The bill, named Assembly Bill 428, was introduced by Assemblyman Keith Richman. The bill needed to pass out of committee by Friday to be considered this year, according to Dow Jones Newswires.
Consideration of another bill which would restore electric choice, Assembly Bill 816, has been postponed until 2004. A third bill, Senate Bill 888, had the language about retail electric choice removed from it before it came to a vote.
California stopped retail electric choice in September of 2001 amid runaway electricity prices which eventually led to the reevaluation of electric deregulation by the Federal Energy Regulatory Commission (FERC) and by individual states.
AB 428 would have had state regulators create rules by 2005 to restart retail electric choice. It would have also allowed customers who use 500 kW or more to choose whether for the next three years they want to participate in electric choice or stay with their local utility.
Some objections to the bill included worries that it would be hard to plan for future electricity needs if customers had the freedom to switch from retail electric choice to using their local utilities every three years. Also, some are concerned that as written, the bill might not encourage new generation to be built in the state.
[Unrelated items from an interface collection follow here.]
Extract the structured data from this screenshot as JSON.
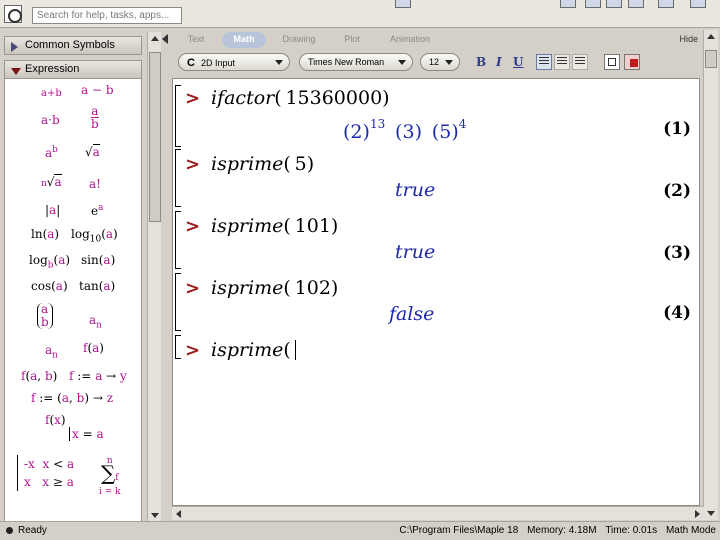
{
  "search": {
    "placeholder": "Search for help, tasks, apps..."
  },
  "palette": {
    "common_symbols": "Common Symbols",
    "expression": "Expression"
  },
  "tabs": [
    {
      "label": "Text"
    },
    {
      "label": "Math"
    },
    {
      "label": "Drawing"
    },
    {
      "label": "Plot"
    },
    {
      "label": "Animation"
    }
  ],
  "hide_label": "Hide",
  "format": {
    "mode_letter": "C",
    "mode": "2D Input",
    "font": "Times New Roman",
    "size": "12",
    "bold": "B",
    "italic": "I",
    "underline": "U"
  },
  "worksheet": {
    "commands": [
      {
        "fn": "ifactor",
        "arg": "15360000",
        "label": "(1)"
      },
      {
        "fn": "isprime",
        "arg": "5",
        "result": "true",
        "label": "(2)"
      },
      {
        "fn": "isprime",
        "arg": "101",
        "result": "true",
        "label": "(3)"
      },
      {
        "fn": "isprime",
        "arg": "102",
        "result": "false",
        "label": "(4)"
      },
      {
        "fn": "isprime"
      }
    ],
    "factor_terms": [
      {
        "base": "2",
        "exp": "13"
      },
      {
        "base": "3",
        "exp": ""
      },
      {
        "base": "5",
        "exp": "4"
      }
    ]
  },
  "status": {
    "ready": "Ready",
    "path": "C:\\Program Files\\Maple 18",
    "memory": "Memory: 4.18M",
    "time": "Time: 0.01s",
    "mode": "Math Mode"
  },
  "colors": {
    "prompt": "#9b1c1c",
    "output": "#1e2aa8",
    "palette_symbol": "#b1128f"
  }
}
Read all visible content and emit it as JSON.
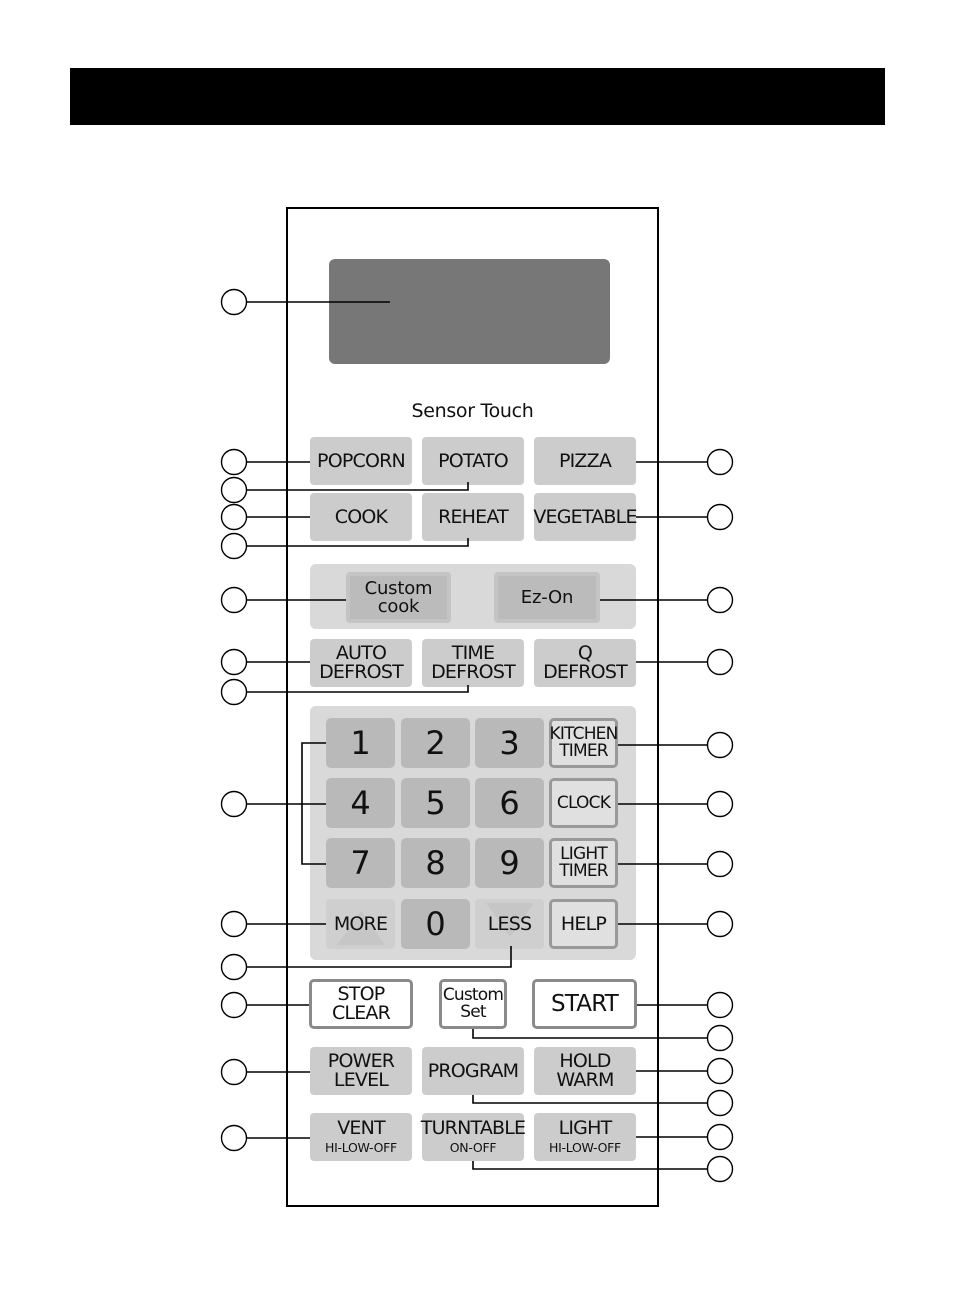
{
  "diagram": {
    "title": "",
    "display": {
      "label": ""
    },
    "sensor_touch_label": "Sensor Touch",
    "sensor_buttons": [
      {
        "id": "popcorn",
        "lines": [
          "POPCORN"
        ]
      },
      {
        "id": "potato",
        "lines": [
          "POTATO"
        ]
      },
      {
        "id": "pizza",
        "lines": [
          "PIZZA"
        ]
      },
      {
        "id": "cook",
        "lines": [
          "COOK"
        ]
      },
      {
        "id": "reheat",
        "lines": [
          "REHEAT"
        ]
      },
      {
        "id": "vegetable",
        "lines": [
          "VEGETABLE"
        ]
      }
    ],
    "custom_buttons": {
      "custom_cook": {
        "line1": "Custom",
        "line2": "cook"
      },
      "ez_on": {
        "label": "Ez-On"
      }
    },
    "defrost_buttons": {
      "auto": {
        "line1": "AUTO",
        "line2": "DEFROST"
      },
      "time": {
        "line1": "TIME",
        "line2": "DEFROST"
      },
      "q": {
        "line1": "Q",
        "line2": "DEFROST"
      }
    },
    "keypad": {
      "digits": [
        "1",
        "2",
        "3",
        "4",
        "5",
        "6",
        "7",
        "8",
        "9",
        "0"
      ],
      "more": "MORE",
      "less": "LESS",
      "kitchen_timer": {
        "line1": "KITCHEN",
        "line2": "TIMER"
      },
      "clock": "CLOCK",
      "light_timer": {
        "line1": "LIGHT",
        "line2": "TIMER"
      },
      "help": "HELP"
    },
    "control_buttons": {
      "stop_clear": {
        "line1": "STOP",
        "line2": "CLEAR"
      },
      "custom_set": {
        "line1": "Custom",
        "line2": "Set"
      },
      "start": "START"
    },
    "bottom_buttons": {
      "power_level": {
        "line1": "POWER",
        "line2": "LEVEL"
      },
      "program": "PROGRAM",
      "hold_warm": {
        "line1": "HOLD",
        "line2": "WARM"
      },
      "vent": {
        "line1": "VENT",
        "sub": "HI-LOW-OFF"
      },
      "turntable": {
        "line1": "TURNTABLE",
        "sub": "ON-OFF"
      },
      "light": {
        "line1": "LIGHT",
        "sub": "HI-LOW-OFF"
      }
    },
    "callouts": {
      "left_count": 14,
      "right_count": 14,
      "labels": "blank numbered circles (numbers not printed)"
    }
  }
}
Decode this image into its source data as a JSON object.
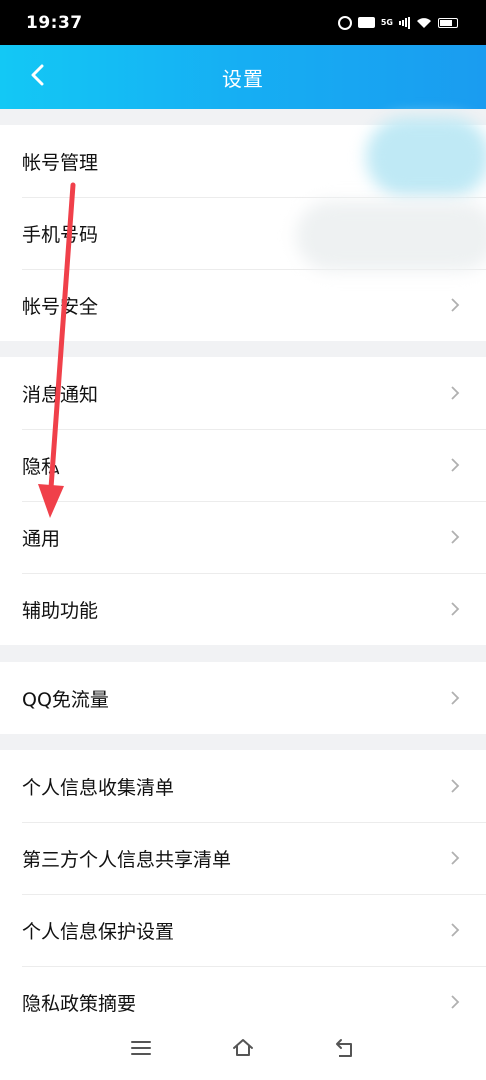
{
  "status_bar": {
    "time": "19:37",
    "icons": [
      "alarm-icon",
      "hd-icon",
      "5g-icon",
      "signal-icon",
      "wifi-icon",
      "battery-icon"
    ],
    "hd_label": "HD",
    "network_label": "5G"
  },
  "header": {
    "title": "设置",
    "back_icon": "chevron-left-icon",
    "gradient": [
      "#13c8f5",
      "#1a9cf0"
    ]
  },
  "groups": [
    {
      "items": [
        {
          "label": "帐号管理"
        },
        {
          "label": "手机号码"
        },
        {
          "label": "帐号安全"
        }
      ]
    },
    {
      "items": [
        {
          "label": "消息通知"
        },
        {
          "label": "隐私"
        },
        {
          "label": "通用"
        },
        {
          "label": "辅助功能"
        }
      ]
    },
    {
      "items": [
        {
          "label": "QQ免流量"
        }
      ]
    },
    {
      "items": [
        {
          "label": "个人信息收集清单"
        },
        {
          "label": "第三方个人信息共享清单"
        },
        {
          "label": "个人信息保护设置"
        },
        {
          "label": "隐私政策摘要"
        }
      ]
    }
  ],
  "annotation": {
    "color": "#f0404a",
    "type": "arrow"
  },
  "nav_bar": {
    "icons": [
      "menu-icon",
      "home-icon",
      "back-icon"
    ]
  }
}
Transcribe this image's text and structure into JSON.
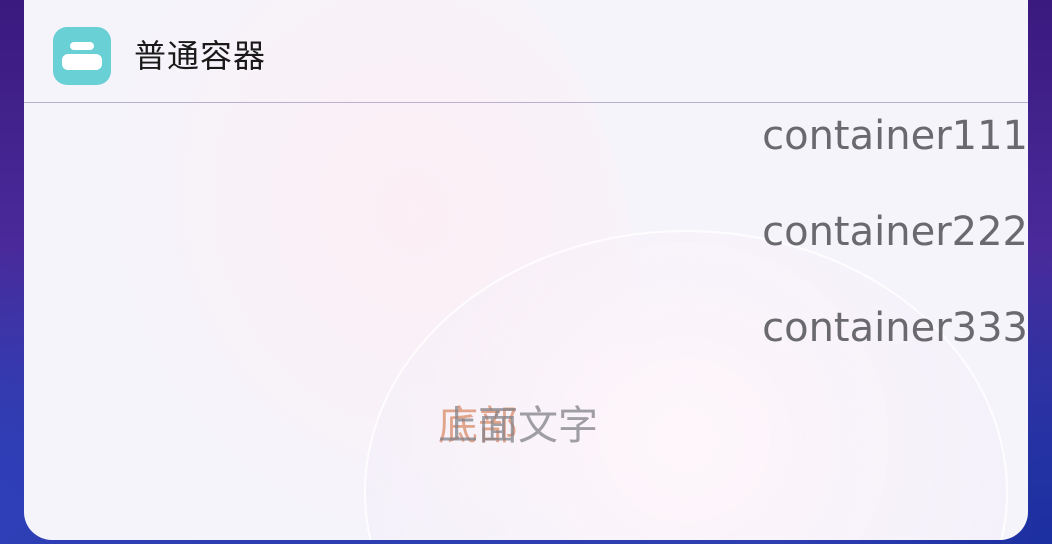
{
  "app": {
    "title": "普通容器",
    "icon": "container-app-icon"
  },
  "rows": [
    {
      "text": "container111"
    },
    {
      "text": "container222"
    },
    {
      "text": "container333"
    }
  ],
  "stack": {
    "bottom_text": "底部",
    "top_text": "上面文字"
  },
  "colors": {
    "app_icon": "#69d0d6",
    "row_text": "#6a6a6e",
    "stack_bottom_text": "#e1a58c",
    "stack_top_text": "#828288",
    "card_background": "#f6f4fb"
  }
}
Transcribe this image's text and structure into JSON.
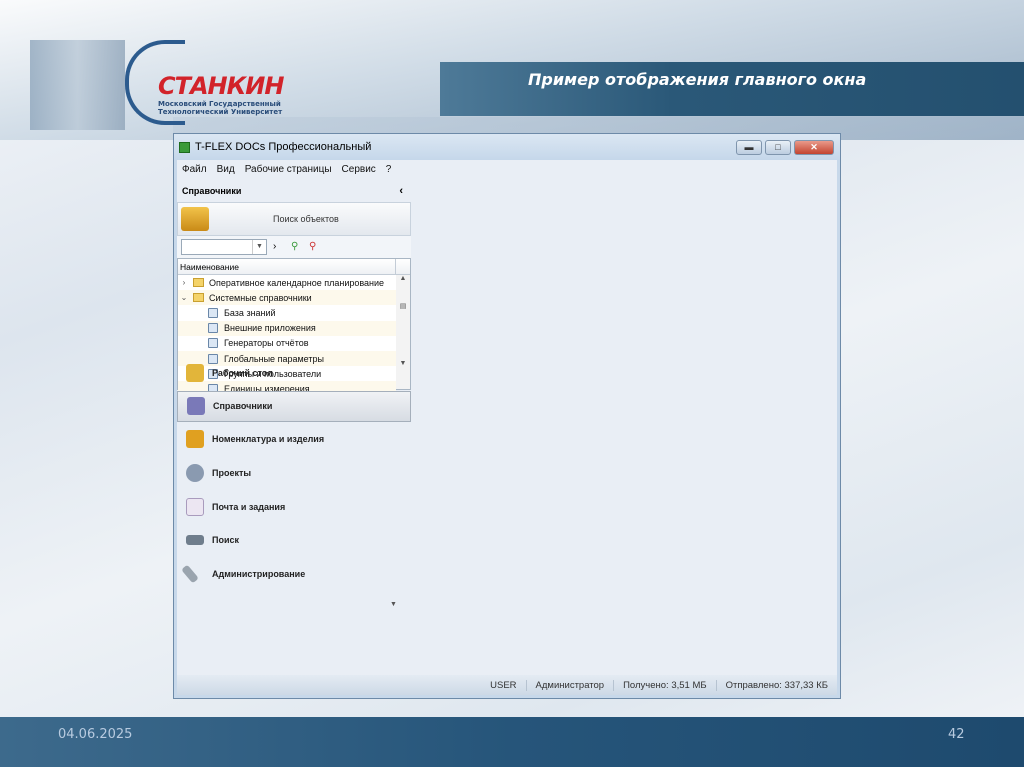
{
  "slide": {
    "title": "Пример отображения главного окна",
    "date": "04.06.2025",
    "page_number": "42",
    "logo": {
      "name": "СТАНКИН",
      "subtitle_line1": "Московский Государственный",
      "subtitle_line2": "Технологический Университет"
    }
  },
  "window": {
    "title": "T-FLEX DOCs Профессиональный",
    "controls": {
      "minimize": "▬",
      "maximize": "□",
      "close": "✕"
    },
    "menu": [
      "Файл",
      "Вид",
      "Рабочие страницы",
      "Сервис",
      "?"
    ],
    "panel": {
      "header": "Справочники",
      "collapse": "‹",
      "search_button": "Поиск объектов",
      "column_header": "Наименование",
      "tree": [
        {
          "label": "Оперативное календарное планирование",
          "level": 0,
          "expander": "›",
          "icon": "folder-icon"
        },
        {
          "label": "Системные справочники",
          "level": 0,
          "expander": "⌄",
          "icon": "folder-icon"
        },
        {
          "label": "База знаний",
          "level": 1,
          "icon": "knowledge-base-icon"
        },
        {
          "label": "Внешние приложения",
          "level": 1,
          "icon": "external-apps-icon"
        },
        {
          "label": "Генераторы отчётов",
          "level": 1,
          "icon": "report-generator-icon"
        },
        {
          "label": "Глобальные параметры",
          "level": 1,
          "icon": "global-params-icon"
        },
        {
          "label": "Группы и пользователи",
          "level": 1,
          "icon": "users-icon"
        },
        {
          "label": "Единицы измерения",
          "level": 1,
          "icon": "units-icon"
        }
      ]
    },
    "nav": [
      {
        "label": "Рабочий стол",
        "icon": "desktop-icon",
        "color": "#e2b53a"
      },
      {
        "label": "Справочники",
        "icon": "database-icon",
        "color": "#7a79b8",
        "selected": true
      },
      {
        "label": "Номенклатура и изделия",
        "icon": "box-icon",
        "color": "#e0a020"
      },
      {
        "label": "Проекты",
        "icon": "gears-icon",
        "color": "#8a9ab0"
      },
      {
        "label": "Почта и задания",
        "icon": "mail-icon",
        "color": "#c9b8d8"
      },
      {
        "label": "Поиск",
        "icon": "binoculars-icon",
        "color": "#6f7d8c"
      },
      {
        "label": "Администрирование",
        "icon": "wrench-icon",
        "color": "#9aa4ae"
      }
    ],
    "status": [
      "USER",
      "Администратор",
      "Получено: 3,51 МБ",
      "Отправлено: 337,33 КБ"
    ]
  }
}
The debate also surrounds the language about who should adopt the rules for retail electric choice. AB 428 would have left the specifics up to utility regulators, but the deleted part of AB 888 would have had the California legislature approve the rules before implementation.